All things considered, it was little more than a throwaway line. But when NBA Commissioner David Stern was asked earlier this week at the Beyond Sport Summit about the Philadelphia 76ers' odds of winning the 2014 lottery, it was clear that he doesn't endorse the "Winless for Wiggins" movement.
"That is so... small," said Stern. "I hope they have a great season & don't have the chance for the No. 1 pick."
He's right, of course. Even if the Sixers finish with the worst record in the NBA next year, there's a 75 percent chance that may might not land the top selection in the 2014 draft. In fact, there's a 35.7 percent possibility that the 76ers wouldn't end up with any of the first three picks.
And in his heart of hearts, Stern probably is rooting for the Sixers to be good this year. No commissioner of any sports league wants one of his member teams to be horrendous, even if said commissioner is less than five months away from retirement.

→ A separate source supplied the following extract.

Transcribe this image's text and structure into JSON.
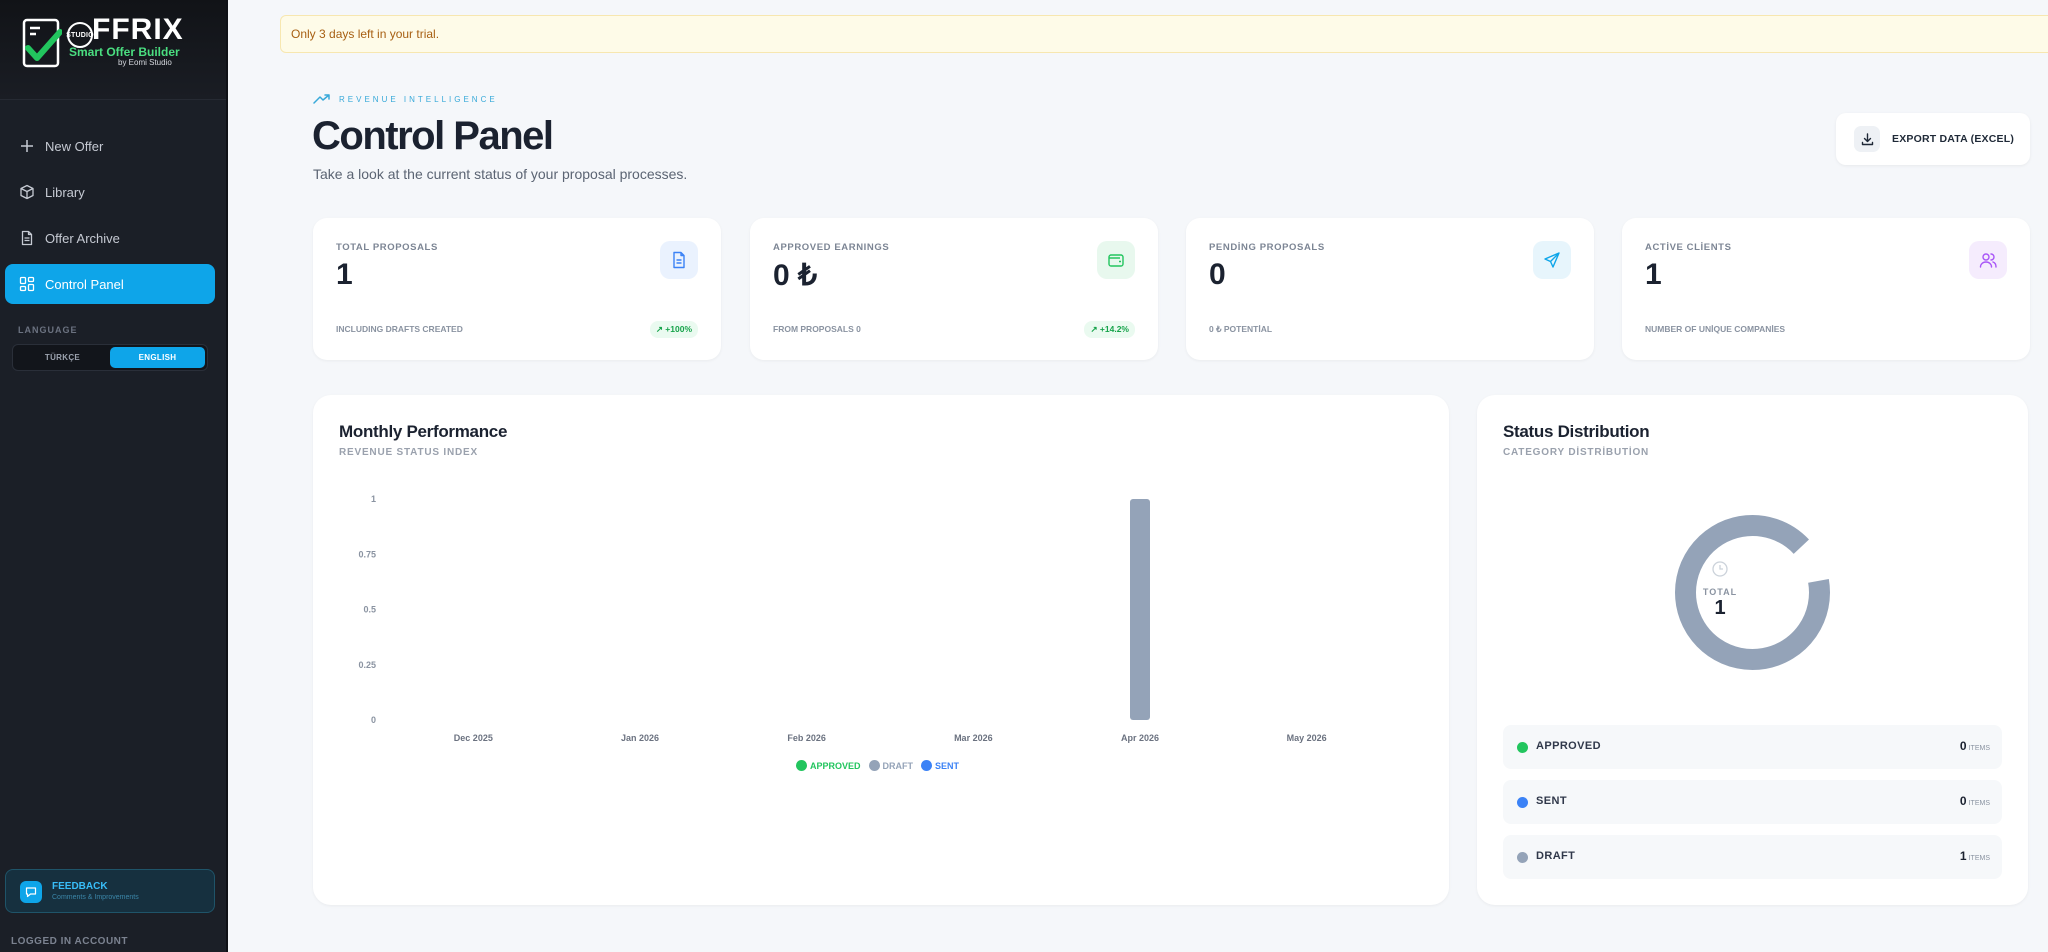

That said, Stern can hope for a great things all he wants, but the reality is that the 76ers and new head coach Brett Brown will struggle to win 25 games this season.
Stern's comment wasn't the only Sixers-related story to come out of the Beyond Sport Summit. A day after leading conference attendees in a game of Simon Says, Sixers' CEO Scott O'Neil took part in a panel that discussed how sports teams can lead the charge toward sustainability.
This season, the 76ers will participate in the NBA's "Trees for Threes" program: A tree will be planted for every three-pointer that the team makes during the 2013-14 campaign. In addition, O'Neil noted that the Sixers are in the process of building a new practice facility at the Philadelphia Navy Yard that will be LEED-certified.
"We have this obligation to take this wonderful platform we have and use it for a greater good," said O'Neil.
While the Sixers may be champions for environmental change off of the court, they won't do much winning on the hardwood this season. But at least they'll have Commissioner Stern rooting for them.